### Task description
The entries below are to be written out exactly, with no images included.

*** Material shown Section Begins ***

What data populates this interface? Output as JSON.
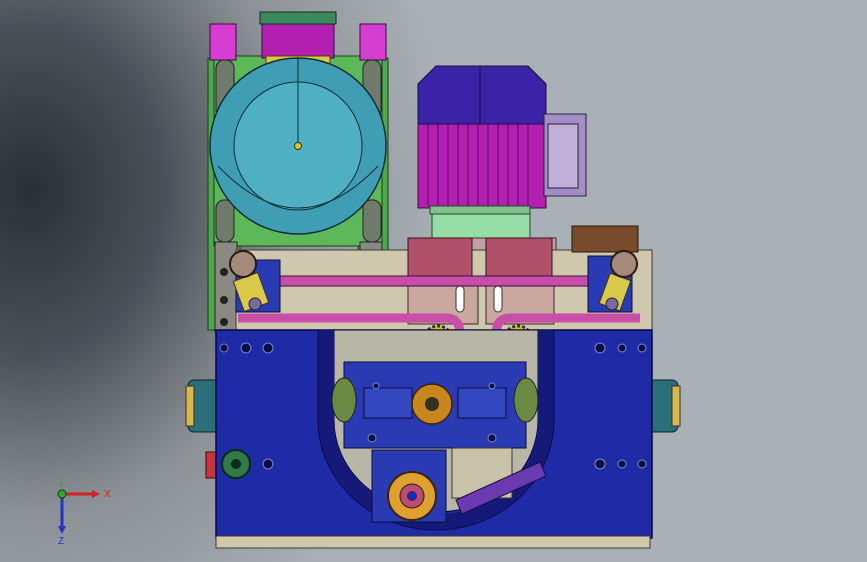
{
  "viewport": {
    "background": "#9aa1a7",
    "colors": {
      "base_blue": "#1f2aa6",
      "base_blue_dark": "#15197a",
      "motor_magenta": "#b31fb0",
      "motor_cap": "#3a23a6",
      "drum_teal": "#3f9eb3",
      "frame_green": "#4ea84e",
      "frame_grey": "#8f8f86",
      "plate_tan": "#cfc8ae",
      "gear_orange": "#c9861c",
      "link_pink": "#c94ea8",
      "block_rose": "#b0506a",
      "pink_bracket": "#d53ed0",
      "motor_base_green": "#95dca5"
    }
  },
  "triad": {
    "x_label": "X",
    "y_label": "Y",
    "z_label": "Z",
    "x_color": "#d62222",
    "y_color": "#2fa82f",
    "z_color": "#2233cc"
  }
}
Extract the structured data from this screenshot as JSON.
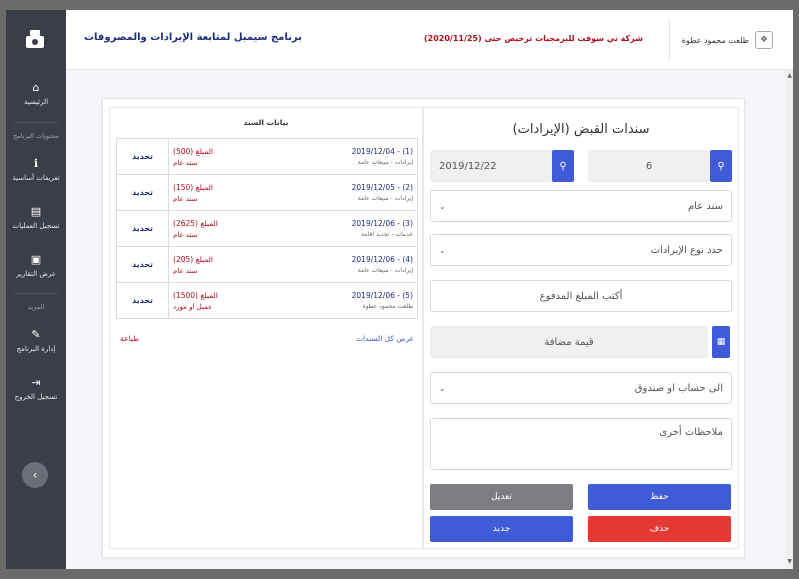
{
  "header": {
    "app_title": "برنامج سيمبل لمتابعة الإيرادات والمصروفات",
    "company": "شركة تي سوفت للبرمجيات ترخيص حتى (2020/11/25)",
    "user": "طلعت محمود عطوة"
  },
  "sidebar": {
    "home": "الرئيسية",
    "section_program": "محتويات البرنامج",
    "basics": "تعريفات أساسية",
    "ops": "تسجيل العمليات",
    "reports": "عرض التقارير",
    "section_more": "المزيد",
    "admin": "إدارة البرنامج",
    "logout": "تسجيل الخروج"
  },
  "list_panel": {
    "title": "بيانات السند",
    "renew_label": "تحديد",
    "rows": [
      {
        "date": "(1) - 2019/12/04",
        "category": "إيرادات - مبيعات عامة",
        "amount": "المبلغ (500)",
        "kind": "سند عام"
      },
      {
        "date": "(2) - 2019/12/05",
        "category": "إيرادات - مبيعات عامة",
        "amount": "المبلغ (150)",
        "kind": "سند عام"
      },
      {
        "date": "(3) - 2019/12/06",
        "category": "خدمات - تجديد اقامة",
        "amount": "المبلغ (2625)",
        "kind": "سند عام"
      },
      {
        "date": "(4) - 2019/12/06",
        "category": "إيرادات - مبيعات عامة",
        "amount": "المبلغ (205)",
        "kind": "سند عام"
      },
      {
        "date": "(5) - 2019/12/06",
        "category": "طلعت محمود عطوة",
        "amount": "المبلغ (1500)",
        "kind": "عميل او مورد"
      }
    ],
    "show_all": "عرض كل السندات",
    "print": "طباعة"
  },
  "form": {
    "title": "سندات القبض (الإيرادات)",
    "number_value": "6",
    "date_value": "2019/12/22",
    "doc_type": "سند عام",
    "revenue_type_placeholder": "حدد نوع الإيرادات",
    "amount_placeholder": "أكتب المبلغ المدفوع",
    "vat_placeholder": "قيمة مضافة",
    "account_placeholder": "الى حساب او صندوق",
    "notes_placeholder": "ملاحظات أخرى",
    "save": "حفظ",
    "edit": "تعديل",
    "delete": "حذف",
    "new": "جديد"
  },
  "colors": {
    "primary": "#3f5bd8",
    "danger": "#e53935",
    "gray": "#7b7d82",
    "sidebar": "#3b3e47"
  },
  "icons": {
    "home": "home-icon",
    "search": "search-icon",
    "calculator": "calculator-icon"
  }
}
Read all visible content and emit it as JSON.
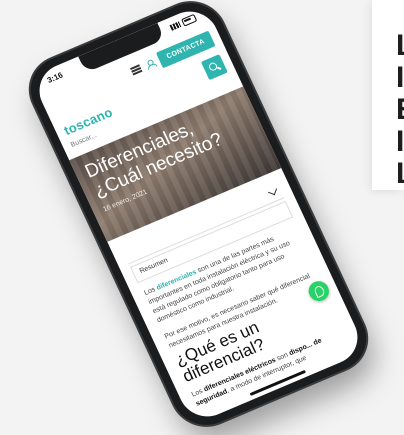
{
  "status": {
    "time": "3:16"
  },
  "topbar": {
    "contact_label": "CONTACTA"
  },
  "brand": {
    "logo_text": "toscano"
  },
  "search": {
    "placeholder": "Buscar..."
  },
  "hero": {
    "title": "Diferenciales, ¿Cuál necesito?",
    "date": "16 enero, 2021"
  },
  "summary": {
    "label": "Resumen"
  },
  "body": {
    "p1_pre": "Los ",
    "p1_link": "diferenciales",
    "p1_post": " son una de las partes más importantes en toda instalación eléctrica y su uso está regulado como obligatorio tanto para uso doméstico como industrial.",
    "p2": "Por ese motivo, es necesario saber qué diferencial necesitamos para nuestra instalación."
  },
  "section": {
    "heading": "¿Qué es un diferencial?"
  },
  "lede": {
    "pre": "Los ",
    "bold1": "diferenciales eléctricos",
    "mid": " son ",
    "bold2": "dispo... de seguridad",
    "post": ", a modo de interruptor, que"
  },
  "bg": {
    "heading_fragment": "L\nI\nE\nI\nL"
  },
  "colors": {
    "accent": "#2fb4b0",
    "whatsapp": "#25d366"
  },
  "icons": [
    "hamburger-icon",
    "user-icon",
    "search-icon",
    "chevron-down-icon",
    "whatsapp-icon"
  ]
}
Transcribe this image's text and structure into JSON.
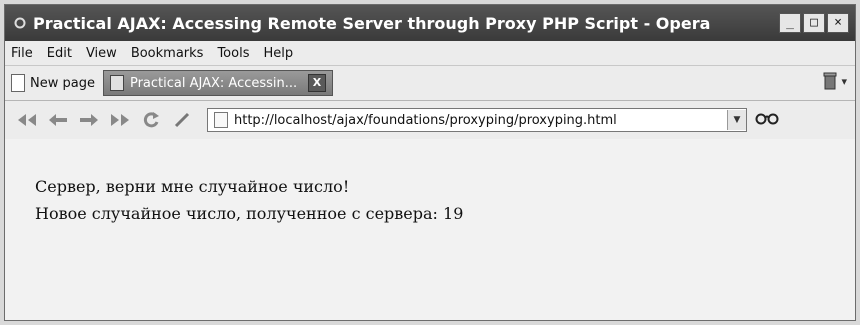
{
  "window": {
    "title": "Practical AJAX: Accessing Remote Server through Proxy PHP Script - Opera",
    "controls": {
      "minimize": "_",
      "maximize": "□",
      "close": "×"
    }
  },
  "menu": [
    "File",
    "Edit",
    "View",
    "Bookmarks",
    "Tools",
    "Help"
  ],
  "tabs": {
    "new_page": "New page",
    "active_tab": "Practical AJAX: Accessin...",
    "close": "X"
  },
  "toolbar": {
    "address": "http://localhost/ajax/foundations/proxyping/proxyping.html",
    "icons": [
      "rewind-icon",
      "back-icon",
      "forward-icon",
      "fast-forward-icon",
      "reload-icon",
      "edit-icon",
      "page-icon",
      "dropdown-icon",
      "glasses-icon",
      "trash-icon"
    ]
  },
  "page": {
    "line1": "Сервер, верни мне случайное число!",
    "line2": "Новое случайное число, полученное с сервера: 19"
  },
  "colors": {
    "titlebar": "#3a3a3a",
    "tab": "#8a8a8a",
    "content_bg": "#f2f2f2"
  }
}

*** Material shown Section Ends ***

### Solution for this task
What data populates this interface? Output as JSON.
{
  "viewport": {
    "background": "#9aa1a7",
    "colors": {
      "base_blue": "#1f2aa6",
      "base_blue_dark": "#15197a",
      "motor_magenta": "#b31fb0",
      "motor_cap": "#3a23a6",
      "drum_teal": "#3f9eb3",
      "frame_green": "#4ea84e",
      "frame_grey": "#8f8f86",
      "plate_tan": "#cfc8ae",
      "gear_orange": "#c9861c",
      "link_pink": "#c94ea8",
      "block_rose": "#b0506a",
      "pink_bracket": "#d53ed0",
      "motor_base_green": "#95dca5"
    }
  },
  "triad": {
    "x_label": "X",
    "y_label": "Y",
    "z_label": "Z",
    "x_color": "#d62222",
    "y_color": "#2fa82f",
    "z_color": "#2233cc"
  }
}
Extract the structured data from this screenshot as JSON.
{
  "header": {
    "app_title": "برنامج سيمبل لمتابعة الإيرادات والمصروفات",
    "company": "شركة تي سوفت للبرمجيات ترخيص حتى (2020/11/25)",
    "user": "طلعت محمود عطوة"
  },
  "sidebar": {
    "home": "الرئيسية",
    "section_program": "محتويات البرنامج",
    "basics": "تعريفات أساسية",
    "ops": "تسجيل العمليات",
    "reports": "عرض التقارير",
    "section_more": "المزيد",
    "admin": "إدارة البرنامج",
    "logout": "تسجيل الخروج"
  },
  "list_panel": {
    "title": "بيانات السند",
    "renew_label": "تحديد",
    "rows": [
      {
        "date": "(1) - 2019/12/04",
        "category": "إيرادات - مبيعات عامة",
        "amount": "المبلغ (500)",
        "kind": "سند عام"
      },
      {
        "date": "(2) - 2019/12/05",
        "category": "إيرادات - مبيعات عامة",
        "amount": "المبلغ (150)",
        "kind": "سند عام"
      },
      {
        "date": "(3) - 2019/12/06",
        "category": "خدمات - تجديد اقامة",
        "amount": "المبلغ (2625)",
        "kind": "سند عام"
      },
      {
        "date": "(4) - 2019/12/06",
        "category": "إيرادات - مبيعات عامة",
        "amount": "المبلغ (205)",
        "kind": "سند عام"
      },
      {
        "date": "(5) - 2019/12/06",
        "category": "طلعت محمود عطوة",
        "amount": "المبلغ (1500)",
        "kind": "عميل او مورد"
      }
    ],
    "show_all": "عرض كل السندات",
    "print": "طباعة"
  },
  "form": {
    "title": "سندات القبض (الإيرادات)",
    "number_value": "6",
    "date_value": "2019/12/22",
    "doc_type": "سند عام",
    "revenue_type_placeholder": "حدد نوع الإيرادات",
    "amount_placeholder": "أكتب المبلغ المدفوع",
    "vat_placeholder": "قيمة مضافة",
    "account_placeholder": "الى حساب او صندوق",
    "notes_placeholder": "ملاحظات أخرى",
    "save": "حفظ",
    "edit": "تعديل",
    "delete": "حذف",
    "new": "جديد"
  },
  "colors": {
    "primary": "#3f5bd8",
    "danger": "#e53935",
    "gray": "#7b7d82",
    "sidebar": "#3b3e47"
  },
  "icons": {
    "home": "home-icon",
    "search": "search-icon",
    "calculator": "calculator-icon"
  }
}
Read all visible content and emit it as JSON.
{
  "status": {
    "time": "3:16"
  },
  "topbar": {
    "contact_label": "CONTACTA"
  },
  "brand": {
    "logo_text": "toscano"
  },
  "search": {
    "placeholder": "Buscar..."
  },
  "hero": {
    "title": "Diferenciales, ¿Cuál necesito?",
    "date": "16 enero, 2021"
  },
  "summary": {
    "label": "Resumen"
  },
  "body": {
    "p1_pre": "Los ",
    "p1_link": "diferenciales",
    "p1_post": " son una de las partes más importantes en toda instalación eléctrica y su uso está regulado como obligatorio tanto para uso doméstico como industrial.",
    "p2": "Por ese motivo, es necesario saber qué diferencial necesitamos para nuestra instalación."
  },
  "section": {
    "heading": "¿Qué es un diferencial?"
  },
  "lede": {
    "pre": "Los ",
    "bold1": "diferenciales eléctricos",
    "mid": " son ",
    "bold2": "dispo... de seguridad",
    "post": ", a modo de interruptor, que"
  },
  "bg": {
    "heading_fragment": "L\nI\nE\nI\nL"
  },
  "colors": {
    "accent": "#2fb4b0",
    "whatsapp": "#25d366"
  },
  "icons": [
    "hamburger-icon",
    "user-icon",
    "search-icon",
    "chevron-down-icon",
    "whatsapp-icon"
  ]
}
Transcribe this image's text and structure into JSON.
{
  "window": {
    "title": "Practical AJAX: Accessing Remote Server through Proxy PHP Script - Opera",
    "controls": {
      "minimize": "_",
      "maximize": "□",
      "close": "×"
    }
  },
  "menu": [
    "File",
    "Edit",
    "View",
    "Bookmarks",
    "Tools",
    "Help"
  ],
  "tabs": {
    "new_page": "New page",
    "active_tab": "Practical AJAX: Accessin...",
    "close": "X"
  },
  "toolbar": {
    "address": "http://localhost/ajax/foundations/proxyping/proxyping.html",
    "icons": [
      "rewind-icon",
      "back-icon",
      "forward-icon",
      "fast-forward-icon",
      "reload-icon",
      "edit-icon",
      "page-icon",
      "dropdown-icon",
      "glasses-icon",
      "trash-icon"
    ]
  },
  "page": {
    "line1": "Сервер, верни мне случайное число!",
    "line2": "Новое случайное число, полученное с сервера: 19"
  },
  "colors": {
    "titlebar": "#3a3a3a",
    "tab": "#8a8a8a",
    "content_bg": "#f2f2f2"
  }
}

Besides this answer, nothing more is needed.